— Chudamani Ratnam
The answer to whether the United Progressive Alliance government will let markets determine local oil prices is a decisive no (“The next oil shock for India”, 27 May). It is not the first time that the government has harped on a complete phase-out of subsidies and a shift to a market-determined system, and also not the first time that we have not seen this happen.
One of the primary reasons that good economics is not equivalent to good politics in India is that the vast majority of the population has been left out of the purview of the market and has become far too dependent on government subsidies to even fathom an alternative to it.
Oil, being a basic commodity that enters the input cost of almost every other commodity, is a topic of nationwide interest. Therefore, high oil prices are bound to raise inflation as measured by the Wholesale Price Index (WPI) and have a spillover effect on all other commodities.
The oil subsidy regime will, as in the case of fertilizers, lead to inefficiency in use. With the government acting as a price regulator even in the case of Reliance’s D-6 oil exploration block, it acts as a deterrent for private enterprises to undertake such heavy investments only to have their output priced far below market price, and be faced with delays in the disbursement of the subsidy from the government’s side.
Having said that, however, a complete decontrol may not be recommended at this stage, given that oil constitutes 70% of India’s import bill. Hence, stepping up production is not entirely in the hands of the Indian government, since the Organization of the Petroleum Exporting Countries (Opec) is the final authority that decides the price and output.
— Tanya Sethi
I do not fully subscribe to Jayati Ghosh’s views in “A case against market reforms” (27 May). Reforms or no reforms, welfare measures are needed to safeguard the interests of people and more particularly those below the poverty line.
However, the government should keep in mind the burgeoning fiscal deficit and maintain a balance between growth and welfare measures. Hence, the government cannot completely dispense with the reform process, as the same is needed for creating employment opportunities and also to facilitate more foreign investment to become more competitive.
The high bids for eventual underperformers in the Indian Premier League (IPL) auctions are one of its few imperfections (“Looking back at IPL 2009”, 26 May). It is akin to an investor buying a stock based purely on past performance.
Yet, that these prices are eventually passed on by the sponsors to Indian consumers is a strong reflection of the resilience of the Indian economy.
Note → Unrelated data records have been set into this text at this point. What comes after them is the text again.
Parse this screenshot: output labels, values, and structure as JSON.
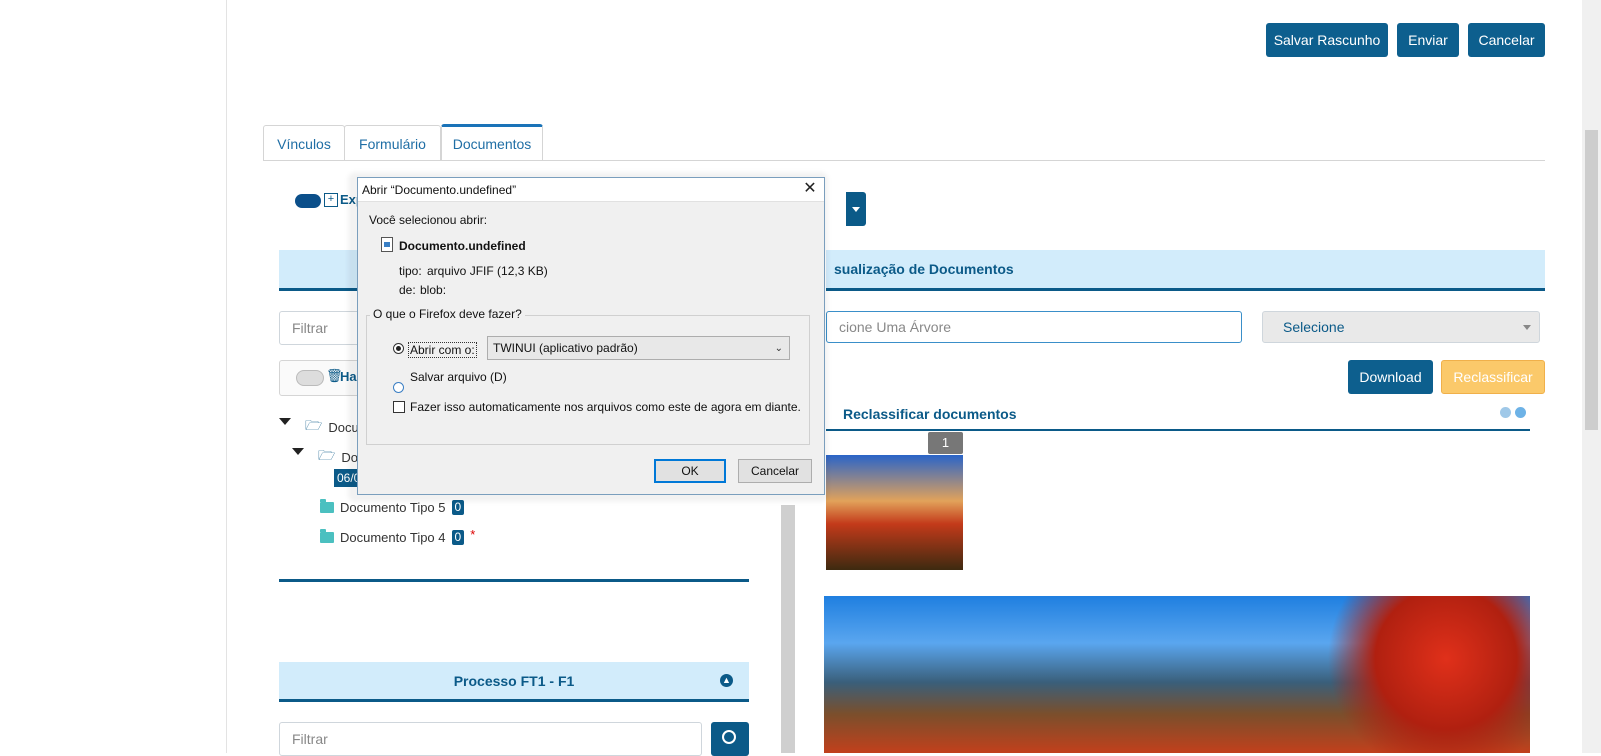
{
  "header": {
    "save_draft": "Salvar Rascunho",
    "send": "Enviar",
    "cancel": "Cancelar"
  },
  "tabs": [
    {
      "label": "Vínculos"
    },
    {
      "label": "Formulário"
    },
    {
      "label": "Documentos"
    }
  ],
  "left_panel": {
    "toggle_label": "Exp",
    "filter_placeholder": "Filtrar",
    "toggle2_label": "Hab",
    "tree": [
      {
        "label": "Docum"
      },
      {
        "label": "Doc"
      },
      {
        "label": "06/0"
      },
      {
        "label": "Documento Tipo 5",
        "count": "0"
      },
      {
        "label": "Documento Tipo 4",
        "count": "0",
        "required": "*"
      }
    ],
    "process_title": "Processo FT1 - F1",
    "process_filter_placeholder": "Filtrar"
  },
  "right_panel": {
    "title": "sualização de Documentos",
    "tree_placeholder": "cione Uma Árvore",
    "select_label": "Selecione",
    "download": "Download",
    "reclassify": "Reclassificar",
    "reclassify_link": "Reclassificar documentos",
    "thumb_number": "1"
  },
  "dialog": {
    "title": "Abrir “Documento.undefined”",
    "selected_text": "Você selecionou abrir:",
    "filename": "Documento.undefined",
    "type_label": "tipo:",
    "type_value": "arquivo JFIF (12,3 KB)",
    "from_label": "de:",
    "from_value": "blob:",
    "question": "O que o Firefox deve fazer?",
    "open_with": "Abrir com o:",
    "app": "TWINUI (aplicativo padrão)",
    "save_file": "Salvar arquivo (D)",
    "auto": "Fazer isso automaticamente nos arquivos como este de agora em diante.",
    "ok": "OK",
    "cancel": "Cancelar"
  },
  "colors": {
    "primary": "#0d5f8e",
    "warning": "#fbc96a",
    "panel_head_bg": "#d2ecfb"
  }
}
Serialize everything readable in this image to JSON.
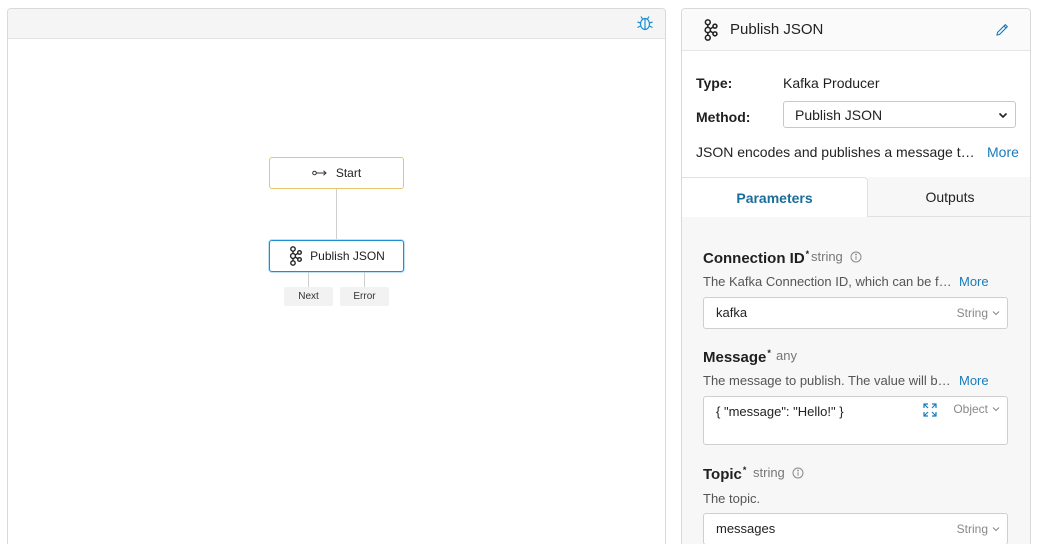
{
  "canvas": {
    "nodes": {
      "start": {
        "label": "Start",
        "icon": "arrow-right-icon"
      },
      "publish": {
        "label": "Publish JSON",
        "icon": "kafka-icon"
      }
    },
    "ports": {
      "next": "Next",
      "error": "Error"
    },
    "toolbar": {
      "debug_icon": "bug-icon"
    },
    "colors": {
      "start_border": "#e8c46a",
      "selected_border": "#1a8fd1"
    }
  },
  "panel": {
    "title": "Publish JSON",
    "type_label": "Type:",
    "type_value": "Kafka Producer",
    "method_label": "Method:",
    "method_value": "Publish JSON",
    "description": "JSON encodes and publishes a message t…",
    "more": "More",
    "tabs": {
      "parameters": "Parameters",
      "outputs": "Outputs"
    },
    "fields": {
      "connection": {
        "name": "Connection ID",
        "required": "*",
        "type": "string",
        "desc": "The Kafka Connection ID, which can be f…",
        "more": "More",
        "value": "kafka",
        "value_type": "String"
      },
      "message": {
        "name": "Message",
        "required": "*",
        "type": "any",
        "desc": "The message to publish. The value will b…",
        "more": "More",
        "value": "{ \"message\": \"Hello!\" }",
        "value_type": "Object"
      },
      "topic": {
        "name": "Topic",
        "required": "*",
        "type": "string",
        "desc": "The topic.",
        "value": "messages",
        "value_type": "String"
      }
    },
    "colors": {
      "accent": "#1a7bb9",
      "tab_active": "#1a6e9c"
    }
  }
}
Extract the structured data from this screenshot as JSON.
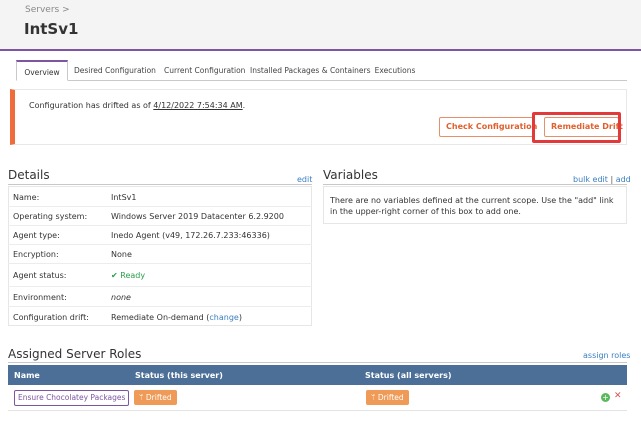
{
  "breadcrumb": "Servers >",
  "title": "IntSv1",
  "tabs": [
    {
      "label": "Overview"
    },
    {
      "label": "Desired Configuration"
    },
    {
      "label": "Current Configuration"
    },
    {
      "label": "Installed Packages & Containers"
    },
    {
      "label": "Executions"
    }
  ],
  "alert": {
    "text_prefix": "Configuration has drifted as of ",
    "date": "4/12/2022 7:54:34 AM",
    "text_suffix": ".",
    "check_button": "Check Configuration",
    "remediate_button": "Remediate Drift"
  },
  "details": {
    "title": "Details",
    "edit_link": "edit",
    "rows": [
      {
        "key": "Name:",
        "value": "IntSv1"
      },
      {
        "key": "Operating system:",
        "value": "Windows Server 2019 Datacenter 6.2.9200"
      },
      {
        "key": "Agent type:",
        "value": "Inedo Agent (v49, 172.26.7.233:46336)"
      },
      {
        "key": "Encryption:",
        "value": "None"
      },
      {
        "key": "Agent status:",
        "value": "Ready"
      },
      {
        "key": "Environment:",
        "value": "none"
      },
      {
        "key": "Configuration drift:",
        "value": "Remediate On-demand (",
        "link": "change",
        "suffix": ")"
      }
    ]
  },
  "variables": {
    "title": "Variables",
    "bulk_edit": "bulk edit",
    "separator": "|",
    "add": "add",
    "empty_text": "There are no variables defined at the current scope. Use the \"add\" link in the upper-right corner of this box to add one."
  },
  "roles": {
    "title": "Assigned Server Roles",
    "assign_link": "assign roles",
    "columns": [
      "Name",
      "Status (this server)",
      "Status (all servers)"
    ],
    "rows": [
      {
        "name": "Ensure Chocolatey Packages",
        "status_this": "Drifted",
        "status_all": "Drifted"
      }
    ]
  },
  "colors": {
    "accent": "#7e55a3",
    "alert": "#ef6d3b",
    "highlight": "#e23a3a",
    "table_header": "#4b6f97",
    "drift": "#ef9a56",
    "ready": "#2a9d4a"
  },
  "icons": {
    "ready": "check-icon",
    "drift": "branch-icon",
    "add": "plus-circle-icon",
    "remove": "x-icon"
  }
}
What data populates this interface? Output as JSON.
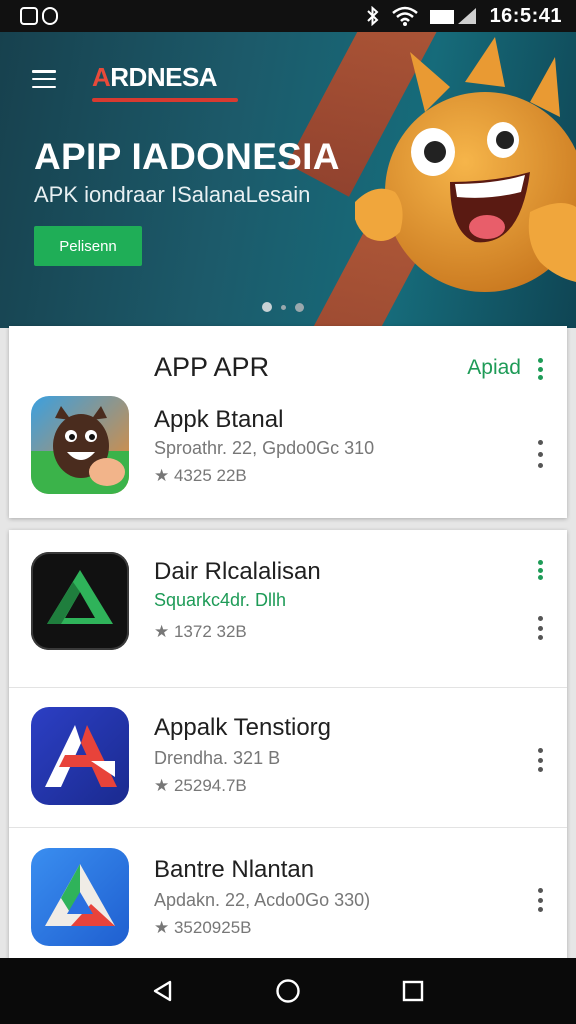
{
  "status_bar": {
    "time": "16:5:41"
  },
  "hero": {
    "logo_first": "A",
    "logo_rest": "RDNESA",
    "title": "APIP IADONESIA",
    "subtitle": "APK iondraar ISalanaLesain",
    "button": "Pelisenn",
    "slides": 3,
    "active_slide": 0
  },
  "featured": {
    "title": "APP APR",
    "action": "Apiad",
    "app": {
      "name": "Appk Btanal",
      "subtitle": "Sproathr. 22, Gpdo0Gc 310",
      "rating": "★ 4325 22B",
      "icon": "mascot-app-icon"
    }
  },
  "list": [
    {
      "name": "Dair Rlcalalisan",
      "subtitle": "Squarkc4dr. Dllh",
      "subtitle_color": "#1e9b57",
      "rating": "★ 1372 32B",
      "icon": "green-triangle-app-icon"
    },
    {
      "name": "Appalk Tenstiorg",
      "subtitle": "Drendha. 321 B",
      "rating": "★ 25294.7B",
      "icon": "red-a-app-icon"
    },
    {
      "name": "Bantre Nlantan",
      "subtitle": "Apdakn. 22, Acdo0Go 330)",
      "rating": "★ 3520925B",
      "icon": "blue-triangle-app-icon"
    }
  ],
  "colors": {
    "accent_green": "#1e9b57",
    "hero_dark": "#17414e",
    "brand_red": "#d83a30"
  }
}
While the world struggles its way through the downturn, it is India that can afford to pay for some of the most expensive professional sportsmen in the world.
— Anand Shanbhag